# How is the derivative of $y = \frac{1}{x}$ - $\frac{1}{x^2}$?

I'm trying to work out the derivatives of some simple functions via geometric models.

I pictured the function $y = \frac{1}{x}$ as a triangle with base $x$ and height $\frac{2}{x^2}$. The area of this triangle, therefore, is $\frac{1}{x}$.

Causing a differential $dx$ in the base $x$, we can see that the area of the triangle increases by $\frac{dx}{x^2}$. $$d(\frac{1}{x}) = \frac{dx}{x^2}$$ That evaluates to: $$\frac{d(\frac{1}{x})}{dx}=\frac{1}{x^2}$$

1. Why am I getting a $\frac{1}{x^2}$ here? Shouldn't it be $\frac{-1}{x^2}$?
• You appear to be working as if the height remained constant, while it is clearly dependent on the length of the basis.
– user228113
May 7, 2018 at 10:40

I don't think you can use that model to derive the derivative of $1/x$ unless you already know the derivative of $1/x^2$. Which is a little silly - so note that the rest of this is not intended as a derivation of the derivative of $1/x$, just an explanation of what's going on with that model:
Informally, that $1/x^2$ is the change in the area due to the change in the base.

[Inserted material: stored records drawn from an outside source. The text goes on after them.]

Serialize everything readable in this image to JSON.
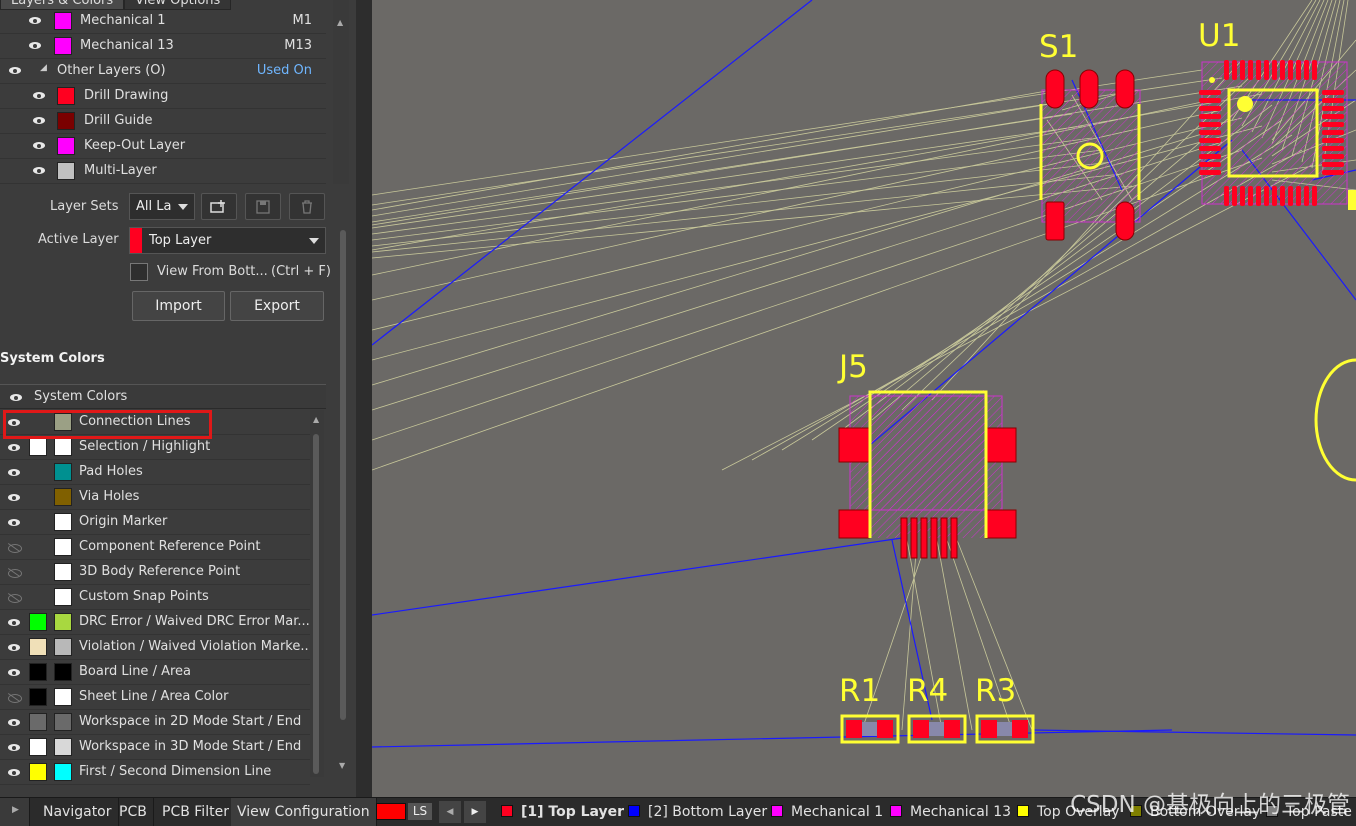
{
  "panel": {
    "tabs": [
      "Layers & Colors",
      "View Options"
    ],
    "layers": [
      {
        "name": "Mechanical 1",
        "short": "M1",
        "color": "#ff00ff"
      },
      {
        "name": "Mechanical 13",
        "short": "M13",
        "color": "#ff00ff"
      }
    ],
    "other_layers": {
      "label": "Other Layers (O)",
      "used_on": "Used On"
    },
    "other_items": [
      {
        "name": "Drill Drawing",
        "color": "#ff0020"
      },
      {
        "name": "Drill Guide",
        "color": "#7a0000"
      },
      {
        "name": "Keep-Out Layer",
        "color": "#ff00ff"
      },
      {
        "name": "Multi-Layer",
        "color": "#c0c0c0"
      }
    ],
    "layer_sets_label": "Layer Sets",
    "layer_sets_value": "All La",
    "active_layer_label": "Active Layer",
    "active_layer_value": "Top Layer",
    "view_from_bottom": "View From Bott...",
    "view_from_bottom_shortcut": "(Ctrl + F)",
    "import_label": "Import",
    "export_label": "Export"
  },
  "system_colors": {
    "section_title": "System Colors",
    "header_label": "System Colors",
    "rows": [
      {
        "name": "Connection Lines",
        "visible": true,
        "show_sel": false,
        "sel_color": "",
        "color": "#9ba085"
      },
      {
        "name": "Selection / Highlight",
        "visible": true,
        "show_sel": true,
        "sel_color": "#ffffff",
        "color": "#ffffff"
      },
      {
        "name": "Pad Holes",
        "visible": true,
        "show_sel": false,
        "sel_color": "",
        "color": "#009090"
      },
      {
        "name": "Via Holes",
        "visible": true,
        "show_sel": false,
        "sel_color": "",
        "color": "#806000"
      },
      {
        "name": "Origin Marker",
        "visible": true,
        "show_sel": false,
        "sel_color": "",
        "color": "#ffffff"
      },
      {
        "name": "Component Reference Point",
        "visible": false,
        "show_sel": false,
        "sel_color": "",
        "color": "#ffffff"
      },
      {
        "name": "3D Body Reference Point",
        "visible": false,
        "show_sel": false,
        "sel_color": "",
        "color": "#ffffff"
      },
      {
        "name": "Custom Snap Points",
        "visible": false,
        "show_sel": false,
        "sel_color": "",
        "color": "#ffffff"
      },
      {
        "name": "DRC Error / Waived DRC Error Mar...",
        "visible": true,
        "show_sel": true,
        "sel_color": "#00ff00",
        "color": "#a8d840"
      },
      {
        "name": "Violation / Waived Violation Marke...",
        "visible": true,
        "show_sel": true,
        "sel_color": "#f0e0b8",
        "color": "#b8b8b8"
      },
      {
        "name": "Board Line / Area",
        "visible": true,
        "show_sel": true,
        "sel_color": "#000000",
        "color": "#000000"
      },
      {
        "name": "Sheet Line / Area Color",
        "visible": false,
        "show_sel": true,
        "sel_color": "#000000",
        "color": "#ffffff"
      },
      {
        "name": "Workspace in 2D Mode Start / End",
        "visible": true,
        "show_sel": true,
        "sel_color": "#6a6a6a",
        "color": "#6a6a6a"
      },
      {
        "name": "Workspace in 3D Mode Start / End",
        "visible": true,
        "show_sel": true,
        "sel_color": "#ffffff",
        "color": "#d8d8d8"
      },
      {
        "name": "First / Second Dimension Line",
        "visible": true,
        "show_sel": true,
        "sel_color": "#ffff00",
        "color": "#00ffff"
      }
    ]
  },
  "pcb": {
    "designators": [
      "S1",
      "U1",
      "J5",
      "R1",
      "R4",
      "R3"
    ],
    "colors": {
      "background": "#6b6966",
      "pad": "#ff0020",
      "overlay": "#ffff33",
      "mech": "#cc33cc",
      "connection": "#b8b890",
      "trace_blue": "#1a1aff"
    }
  },
  "bottom_bar": {
    "panel_tabs": [
      "Navigator",
      "PCB",
      "PCB Filter",
      "View Configuration"
    ],
    "ls_label": "LS",
    "layer_tabs": [
      {
        "label": "[1] Top Layer",
        "color": "#ff0020",
        "bold": true
      },
      {
        "label": "[2] Bottom Layer",
        "color": "#0000ff",
        "bold": false
      },
      {
        "label": "Mechanical 1",
        "color": "#ff00ff",
        "bold": false
      },
      {
        "label": "Mechanical 13",
        "color": "#ff00ff",
        "bold": false
      },
      {
        "label": "Top Overlay",
        "color": "#ffff00",
        "bold": false
      },
      {
        "label": "Bottom Overlay",
        "color": "#808000",
        "bold": false
      },
      {
        "label": "Top Paste",
        "color": "#808080",
        "bold": false
      }
    ],
    "watermark": "CSDN @基极向上的三极管"
  }
}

When you change $x$ the area changes for two reasons: because the base changes and also because the height changes. It turns out that the change in the area due to the change in the height is $-2/x^2$, giving a total of $1/x^2-2/x^2=-1/x^2$.
Officially: You've written $$\frac1x=\frac12x\frac{2} {x^2}.$$So the product rule gives $$\left(\frac1x\right)'=\frac12x'\frac2{x^2}+\frac12x\left(\frac2{x^2}\right)'=\dots=\frac1{x^2}-\frac2{x^2}=\frac{-1}{x^2}.$$
Note that the area function is: $$y=\frac12\cdot x\cdot \frac{2}{x^2}.$$ When the base $x$ increases (decreases), the height decreases (increases) proportionally more, hence the function's area decreases (increases). You can work out the algebra to get the negative sign.